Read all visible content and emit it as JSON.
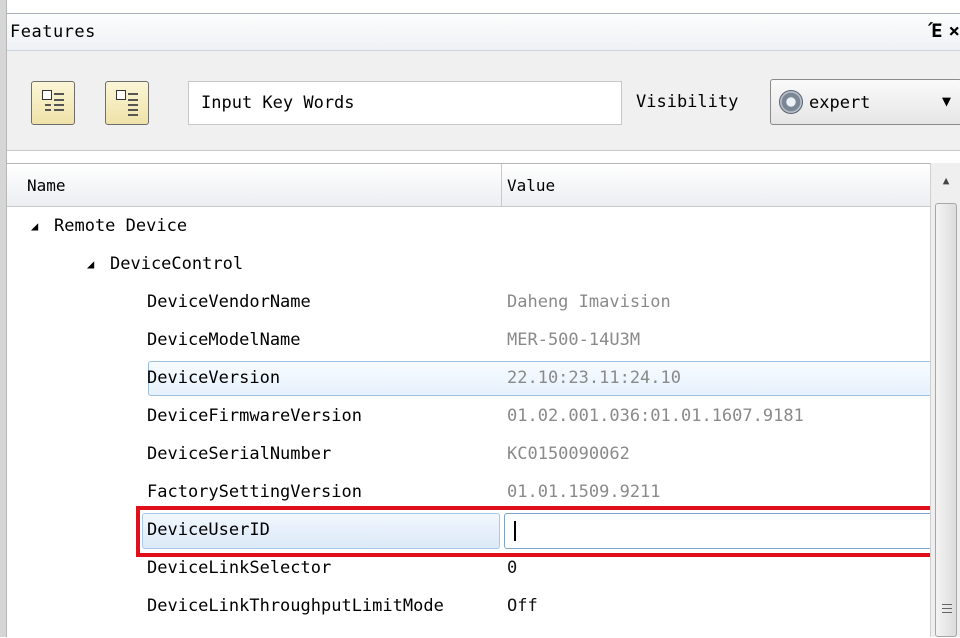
{
  "window": {
    "title": "Features",
    "float_glyph": "Έ",
    "close_glyph": "×"
  },
  "toolbar": {
    "expand_button": "expand-all-icon",
    "collapse_button": "collapse-all-icon",
    "search_placeholder": "Input Key Words",
    "visibility_label": "Visibility",
    "visibility_value": "expert",
    "visibility_icon": "gear-icon"
  },
  "grid": {
    "header_name": "Name",
    "header_value": "Value",
    "rows": [
      {
        "name": "Remote Device",
        "value": "",
        "toggle": "◢"
      },
      {
        "name": "DeviceControl",
        "value": "",
        "toggle": "◢"
      },
      {
        "name": "DeviceVendorName",
        "value": "Daheng Imavision"
      },
      {
        "name": "DeviceModelName",
        "value": "MER-500-14U3M"
      },
      {
        "name": "DeviceVersion",
        "value": "22.10:23.11:24.10"
      },
      {
        "name": "DeviceFirmwareVersion",
        "value": "01.02.001.036:01.01.1607.9181"
      },
      {
        "name": "DeviceSerialNumber",
        "value": "KC0150090062"
      },
      {
        "name": "FactorySettingVersion",
        "value": "01.01.1509.9211"
      },
      {
        "name": "DeviceUserID",
        "value": ""
      },
      {
        "name": "DeviceLinkSelector",
        "value": "0"
      },
      {
        "name": "DeviceLinkThroughputLimitMode",
        "value": "Off"
      }
    ]
  },
  "colors": {
    "highlight": "#e0101a",
    "selection": "#9dbfe3"
  }
}
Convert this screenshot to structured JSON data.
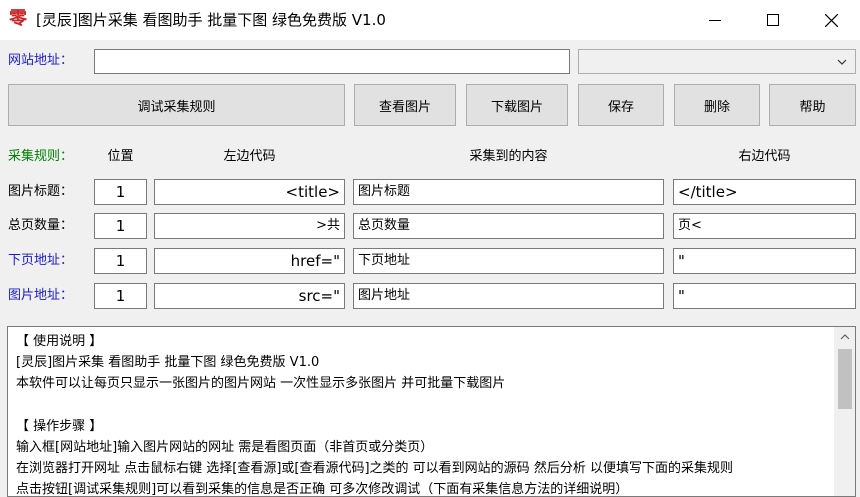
{
  "window": {
    "title": "[灵辰]图片采集 看图助手 批量下图 绿色免费版 V1.0",
    "app_icon_glyph": "零"
  },
  "url_row": {
    "label": "网站地址：",
    "url_value": "",
    "dropdown_value": ""
  },
  "toolbar": {
    "debug_label": "调试采集规则",
    "view_label": "查看图片",
    "download_label": "下载图片",
    "save_label": "保存",
    "delete_label": "删除",
    "help_label": "帮助"
  },
  "rules": {
    "section_label": "采集规则：",
    "headers": {
      "position": "位置",
      "left_code": "左边代码",
      "content": "采集到的内容",
      "right_code": "右边代码"
    },
    "rows": [
      {
        "label": "图片标题：",
        "position": "1",
        "left": "<title>",
        "content": "图片标题",
        "right": "</title>"
      },
      {
        "label": "总页数量：",
        "position": "1",
        "left": ">共",
        "content": "总页数量",
        "right": "页<"
      },
      {
        "label": "下页地址：",
        "position": "1",
        "left": "href=\"",
        "content": "下页地址",
        "right": "\""
      },
      {
        "label": "图片地址：",
        "position": "1",
        "left": "src=\"",
        "content": "图片地址",
        "right": "\""
      }
    ]
  },
  "instructions": {
    "lines": [
      "【 使用说明 】",
      "[灵辰]图片采集 看图助手 批量下图 绿色免费版 V1.0",
      "本软件可以让每页只显示一张图片的图片网站 一次性显示多张图片 并可批量下载图片",
      "",
      "【 操作步骤 】",
      "输入框[网站地址]输入图片网站的网址 需是看图页面（非首页或分类页）",
      "在浏览器打开网址 点击鼠标右键 选择[查看源]或[查看源代码]之类的 可以看到网站的源码 然后分析 以便填写下面的采集规则",
      "点击按钮[调试采集规则]可以看到采集的信息是否正确 可多次修改调试（下面有采集信息方法的详细说明）"
    ]
  },
  "colors": {
    "label_blue": "#1a1ad0",
    "label_green": "#008000",
    "icon_red": "#c62828"
  }
}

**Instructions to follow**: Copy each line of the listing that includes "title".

**Answer space**:
    "title": "Features",
    "title": "[灵辰]图片采集 看图助手 批量下图 绿色免费版 V1.0",
        "left": "<title>",
        "right": "</title>"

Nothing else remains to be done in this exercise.